▶ _WHAT TO DO_:
Without the pictures, write out every entry that follows exactly.
◇ ◇ ◇
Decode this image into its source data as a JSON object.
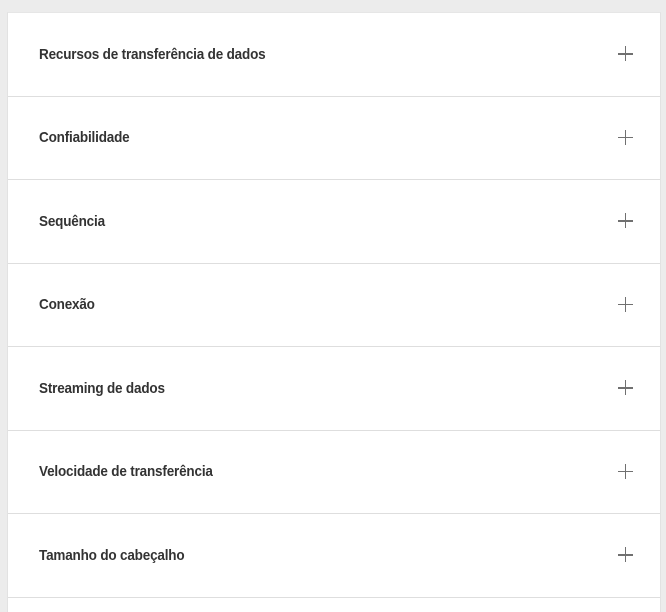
{
  "accordion": {
    "items": [
      {
        "label": "Recursos de transferência de dados",
        "icon": "plus-icon"
      },
      {
        "label": "Confiabilidade",
        "icon": "plus-icon"
      },
      {
        "label": "Sequência",
        "icon": "plus-icon"
      },
      {
        "label": "Conexão",
        "icon": "plus-icon"
      },
      {
        "label": "Streaming de dados",
        "icon": "plus-icon"
      },
      {
        "label": "Velocidade de transferência",
        "icon": "plus-icon"
      },
      {
        "label": "Tamanho do cabeçalho",
        "icon": "plus-icon"
      }
    ]
  }
}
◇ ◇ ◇
▶ _ANSWER TO THE PROBLEM_:
Decode this image into its source data as a JSON object.
{
  "accordion": {
    "items": [
      {
        "label": "Recursos de transferência de dados",
        "icon": "plus-icon"
      },
      {
        "label": "Confiabilidade",
        "icon": "plus-icon"
      },
      {
        "label": "Sequência",
        "icon": "plus-icon"
      },
      {
        "label": "Conexão",
        "icon": "plus-icon"
      },
      {
        "label": "Streaming de dados",
        "icon": "plus-icon"
      },
      {
        "label": "Velocidade de transferência",
        "icon": "plus-icon"
      },
      {
        "label": "Tamanho do cabeçalho",
        "icon": "plus-icon"
      }
    ]
  }
}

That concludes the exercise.